* Exercise aim
Return every record below exactly; leave out the images.

* Data
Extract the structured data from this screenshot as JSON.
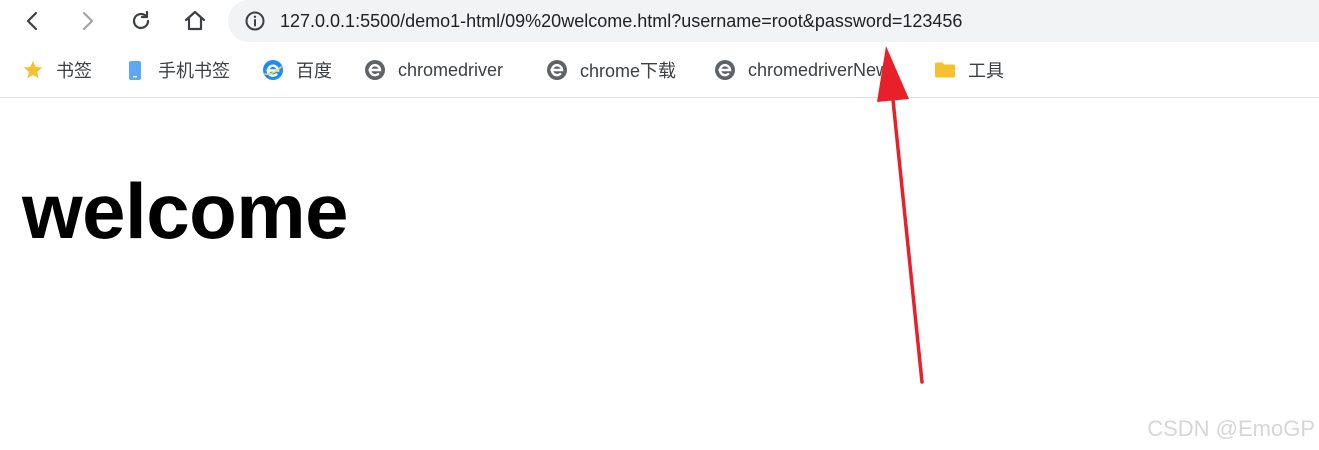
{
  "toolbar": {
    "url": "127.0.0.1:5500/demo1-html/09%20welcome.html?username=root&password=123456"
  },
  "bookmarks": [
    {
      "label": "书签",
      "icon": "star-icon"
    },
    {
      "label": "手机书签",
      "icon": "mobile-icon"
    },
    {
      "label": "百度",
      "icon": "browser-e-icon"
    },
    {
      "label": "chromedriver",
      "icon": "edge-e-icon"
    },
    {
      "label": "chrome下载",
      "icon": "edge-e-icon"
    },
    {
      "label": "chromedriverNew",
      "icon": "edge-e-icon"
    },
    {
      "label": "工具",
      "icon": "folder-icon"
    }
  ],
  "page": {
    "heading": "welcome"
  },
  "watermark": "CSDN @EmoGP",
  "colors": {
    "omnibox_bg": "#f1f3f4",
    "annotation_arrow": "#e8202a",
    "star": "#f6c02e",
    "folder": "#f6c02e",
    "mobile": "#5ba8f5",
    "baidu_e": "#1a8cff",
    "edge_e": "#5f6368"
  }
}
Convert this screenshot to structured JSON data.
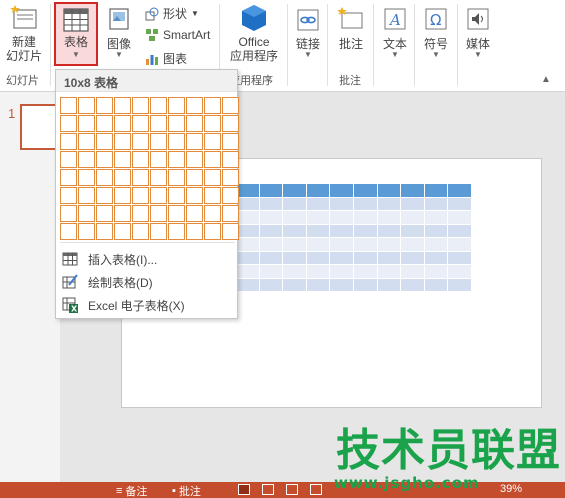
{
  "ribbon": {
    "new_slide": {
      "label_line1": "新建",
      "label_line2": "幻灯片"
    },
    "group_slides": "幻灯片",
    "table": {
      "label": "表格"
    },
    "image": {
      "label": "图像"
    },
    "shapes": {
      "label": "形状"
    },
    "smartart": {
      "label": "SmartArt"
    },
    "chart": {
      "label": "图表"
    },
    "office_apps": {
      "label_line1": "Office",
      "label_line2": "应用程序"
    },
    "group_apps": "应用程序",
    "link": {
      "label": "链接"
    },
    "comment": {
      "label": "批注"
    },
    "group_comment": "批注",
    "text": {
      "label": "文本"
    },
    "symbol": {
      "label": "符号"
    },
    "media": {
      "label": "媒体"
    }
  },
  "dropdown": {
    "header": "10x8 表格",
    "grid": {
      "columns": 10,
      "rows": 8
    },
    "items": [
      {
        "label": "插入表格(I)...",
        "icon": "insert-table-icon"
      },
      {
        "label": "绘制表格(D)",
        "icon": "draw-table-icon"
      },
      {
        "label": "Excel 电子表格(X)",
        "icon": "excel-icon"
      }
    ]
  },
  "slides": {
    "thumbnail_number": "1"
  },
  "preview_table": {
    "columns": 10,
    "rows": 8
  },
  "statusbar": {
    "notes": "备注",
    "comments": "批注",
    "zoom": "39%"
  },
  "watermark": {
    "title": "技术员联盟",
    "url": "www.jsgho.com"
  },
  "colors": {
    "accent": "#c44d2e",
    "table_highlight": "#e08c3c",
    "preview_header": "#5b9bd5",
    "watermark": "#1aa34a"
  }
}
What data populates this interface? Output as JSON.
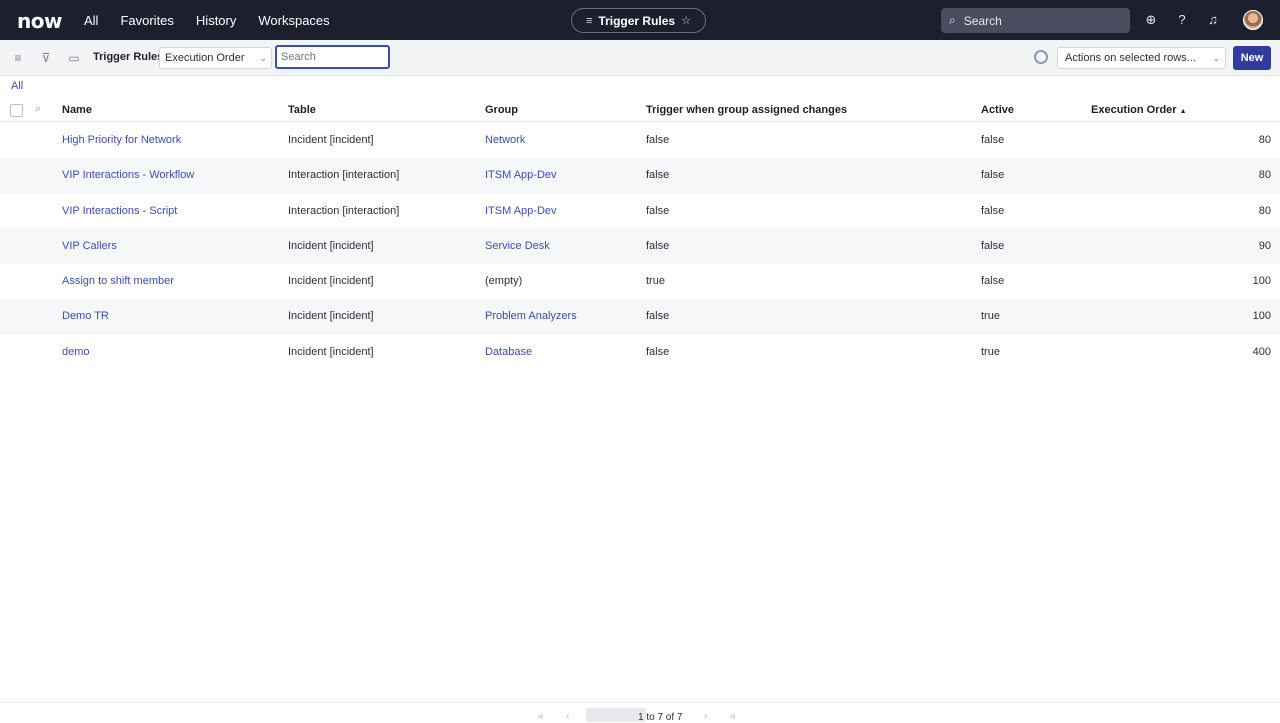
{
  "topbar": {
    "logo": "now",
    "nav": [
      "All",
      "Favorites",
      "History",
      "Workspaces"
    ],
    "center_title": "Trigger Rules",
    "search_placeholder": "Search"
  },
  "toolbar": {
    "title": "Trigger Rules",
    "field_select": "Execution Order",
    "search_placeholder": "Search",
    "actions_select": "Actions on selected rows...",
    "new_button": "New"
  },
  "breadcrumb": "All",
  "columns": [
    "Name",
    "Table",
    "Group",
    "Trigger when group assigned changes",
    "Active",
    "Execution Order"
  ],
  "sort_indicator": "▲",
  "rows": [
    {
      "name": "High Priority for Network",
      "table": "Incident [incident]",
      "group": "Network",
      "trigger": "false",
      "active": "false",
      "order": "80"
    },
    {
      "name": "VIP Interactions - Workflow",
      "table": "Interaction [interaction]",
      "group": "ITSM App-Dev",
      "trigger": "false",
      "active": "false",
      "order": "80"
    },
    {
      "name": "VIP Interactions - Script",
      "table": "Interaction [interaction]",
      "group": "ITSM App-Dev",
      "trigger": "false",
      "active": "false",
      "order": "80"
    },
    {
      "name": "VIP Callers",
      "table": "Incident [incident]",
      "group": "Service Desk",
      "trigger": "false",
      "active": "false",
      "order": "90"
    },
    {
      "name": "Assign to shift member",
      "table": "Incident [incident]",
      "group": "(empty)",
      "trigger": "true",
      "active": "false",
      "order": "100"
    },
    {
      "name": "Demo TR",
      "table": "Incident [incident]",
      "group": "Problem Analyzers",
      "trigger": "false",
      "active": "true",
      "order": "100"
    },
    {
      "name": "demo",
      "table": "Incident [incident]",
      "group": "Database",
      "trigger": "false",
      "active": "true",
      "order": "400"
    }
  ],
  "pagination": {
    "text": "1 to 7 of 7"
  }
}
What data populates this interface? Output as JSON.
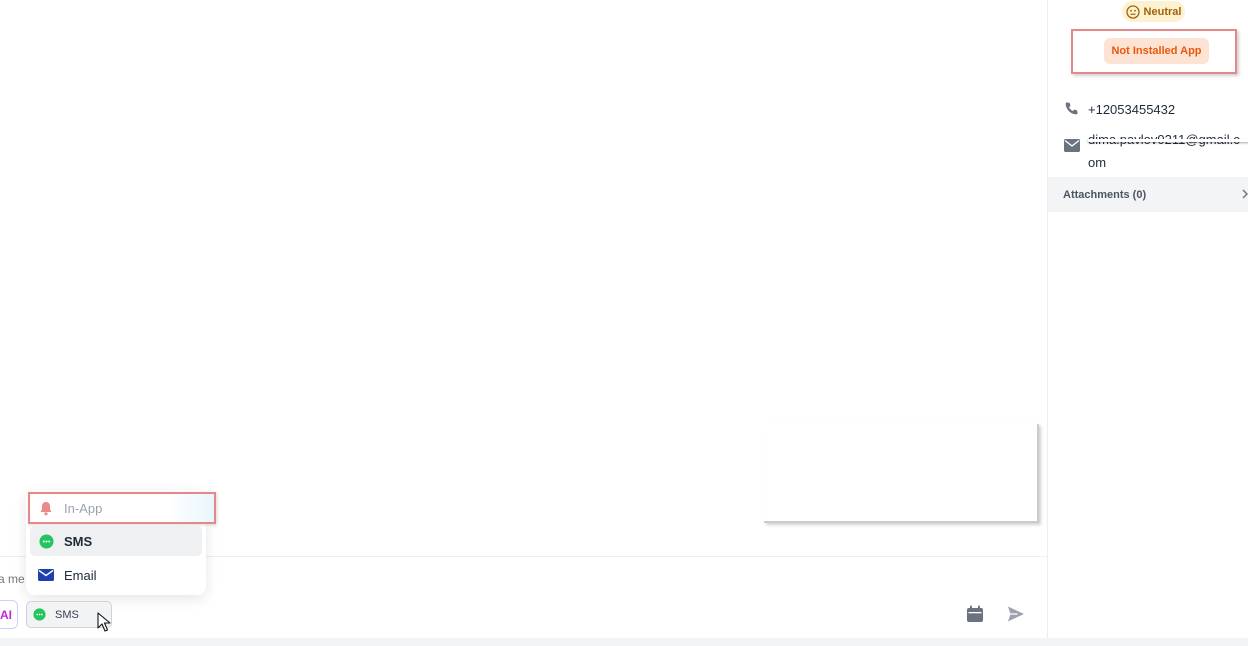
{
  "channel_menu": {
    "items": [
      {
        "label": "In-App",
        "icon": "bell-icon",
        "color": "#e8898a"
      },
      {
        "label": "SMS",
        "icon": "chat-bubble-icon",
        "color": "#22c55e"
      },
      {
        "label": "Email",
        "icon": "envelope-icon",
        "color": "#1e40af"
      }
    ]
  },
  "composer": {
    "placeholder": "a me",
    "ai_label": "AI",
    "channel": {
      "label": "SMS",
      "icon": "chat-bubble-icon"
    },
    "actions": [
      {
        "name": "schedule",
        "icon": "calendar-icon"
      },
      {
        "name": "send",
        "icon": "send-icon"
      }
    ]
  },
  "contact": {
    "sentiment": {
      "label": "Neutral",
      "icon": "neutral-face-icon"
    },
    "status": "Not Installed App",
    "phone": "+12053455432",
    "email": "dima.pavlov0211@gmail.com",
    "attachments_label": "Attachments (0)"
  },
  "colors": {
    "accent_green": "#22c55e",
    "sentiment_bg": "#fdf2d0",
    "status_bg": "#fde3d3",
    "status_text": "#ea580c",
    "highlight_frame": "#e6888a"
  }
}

* Answer for this exercise
Extract the structured data from this screenshot as JSON.
{
  "toolbar": {
    "url": "127.0.0.1:5500/demo1-html/09%20welcome.html?username=root&password=123456"
  },
  "bookmarks": [
    {
      "label": "书签",
      "icon": "star-icon"
    },
    {
      "label": "手机书签",
      "icon": "mobile-icon"
    },
    {
      "label": "百度",
      "icon": "browser-e-icon"
    },
    {
      "label": "chromedriver",
      "icon": "edge-e-icon"
    },
    {
      "label": "chrome下载",
      "icon": "edge-e-icon"
    },
    {
      "label": "chromedriverNew",
      "icon": "edge-e-icon"
    },
    {
      "label": "工具",
      "icon": "folder-icon"
    }
  ],
  "page": {
    "heading": "welcome"
  },
  "watermark": "CSDN @EmoGP",
  "colors": {
    "omnibox_bg": "#f1f3f4",
    "annotation_arrow": "#e8202a",
    "star": "#f6c02e",
    "folder": "#f6c02e",
    "mobile": "#5ba8f5",
    "baidu_e": "#1a8cff",
    "edge_e": "#5f6368"
  }
}
Convert this screenshot to structured JSON data.
{
  "ribbon": {
    "new_slide": {
      "label_line1": "新建",
      "label_line2": "幻灯片"
    },
    "group_slides": "幻灯片",
    "table": {
      "label": "表格"
    },
    "image": {
      "label": "图像"
    },
    "shapes": {
      "label": "形状"
    },
    "smartart": {
      "label": "SmartArt"
    },
    "chart": {
      "label": "图表"
    },
    "office_apps": {
      "label_line1": "Office",
      "label_line2": "应用程序"
    },
    "group_apps": "应用程序",
    "link": {
      "label": "链接"
    },
    "comment": {
      "label": "批注"
    },
    "group_comment": "批注",
    "text": {
      "label": "文本"
    },
    "symbol": {
      "label": "符号"
    },
    "media": {
      "label": "媒体"
    }
  },
  "dropdown": {
    "header": "10x8 表格",
    "grid": {
      "columns": 10,
      "rows": 8
    },
    "items": [
      {
        "label": "插入表格(I)...",
        "icon": "insert-table-icon"
      },
      {
        "label": "绘制表格(D)",
        "icon": "draw-table-icon"
      },
      {
        "label": "Excel 电子表格(X)",
        "icon": "excel-icon"
      }
    ]
  },
  "slides": {
    "thumbnail_number": "1"
  },
  "preview_table": {
    "columns": 10,
    "rows": 8
  },
  "statusbar": {
    "notes": "备注",
    "comments": "批注",
    "zoom": "39%"
  },
  "watermark": {
    "title": "技术员联盟",
    "url": "www.jsgho.com"
  },
  "colors": {
    "accent": "#c44d2e",
    "table_highlight": "#e08c3c",
    "preview_header": "#5b9bd5",
    "watermark": "#1aa34a"
  }
}
What data populates this interface? Output as JSON.
{
  "topbar": {
    "logo": "now",
    "nav": [
      "All",
      "Favorites",
      "History",
      "Workspaces"
    ],
    "center_title": "Trigger Rules",
    "search_placeholder": "Search"
  },
  "toolbar": {
    "title": "Trigger Rules",
    "field_select": "Execution Order",
    "search_placeholder": "Search",
    "actions_select": "Actions on selected rows...",
    "new_button": "New"
  },
  "breadcrumb": "All",
  "columns": [
    "Name",
    "Table",
    "Group",
    "Trigger when group assigned changes",
    "Active",
    "Execution Order"
  ],
  "sort_indicator": "▲",
  "rows": [
    {
      "name": "High Priority for Network",
      "table": "Incident [incident]",
      "group": "Network",
      "trigger": "false",
      "active": "false",
      "order": "80"
    },
    {
      "name": "VIP Interactions - Workflow",
      "table": "Interaction [interaction]",
      "group": "ITSM App-Dev",
      "trigger": "false",
      "active": "false",
      "order": "80"
    },
    {
      "name": "VIP Interactions - Script",
      "table": "Interaction [interaction]",
      "group": "ITSM App-Dev",
      "trigger": "false",
      "active": "false",
      "order": "80"
    },
    {
      "name": "VIP Callers",
      "table": "Incident [incident]",
      "group": "Service Desk",
      "trigger": "false",
      "active": "false",
      "order": "90"
    },
    {
      "name": "Assign to shift member",
      "table": "Incident [incident]",
      "group": "(empty)",
      "trigger": "true",
      "active": "false",
      "order": "100"
    },
    {
      "name": "Demo TR",
      "table": "Incident [incident]",
      "group": "Problem Analyzers",
      "trigger": "false",
      "active": "true",
      "order": "100"
    },
    {
      "name": "demo",
      "table": "Incident [incident]",
      "group": "Database",
      "trigger": "false",
      "active": "true",
      "order": "400"
    }
  ],
  "pagination": {
    "text": "1 to 7 of 7"
  }
}
What data populates this interface? Output as JSON.
{
  "channel_menu": {
    "items": [
      {
        "label": "In-App",
        "icon": "bell-icon",
        "color": "#e8898a"
      },
      {
        "label": "SMS",
        "icon": "chat-bubble-icon",
        "color": "#22c55e"
      },
      {
        "label": "Email",
        "icon": "envelope-icon",
        "color": "#1e40af"
      }
    ]
  },
  "composer": {
    "placeholder": "a me",
    "ai_label": "AI",
    "channel": {
      "label": "SMS",
      "icon": "chat-bubble-icon"
    },
    "actions": [
      {
        "name": "schedule",
        "icon": "calendar-icon"
      },
      {
        "name": "send",
        "icon": "send-icon"
      }
    ]
  },
  "contact": {
    "sentiment": {
      "label": "Neutral",
      "icon": "neutral-face-icon"
    },
    "status": "Not Installed App",
    "phone": "+12053455432",
    "email": "dima.pavlov0211@gmail.com",
    "attachments_label": "Attachments (0)"
  },
  "colors": {
    "accent_green": "#22c55e",
    "sentiment_bg": "#fdf2d0",
    "status_bg": "#fde3d3",
    "status_text": "#ea580c",
    "highlight_frame": "#e6888a"
  }
}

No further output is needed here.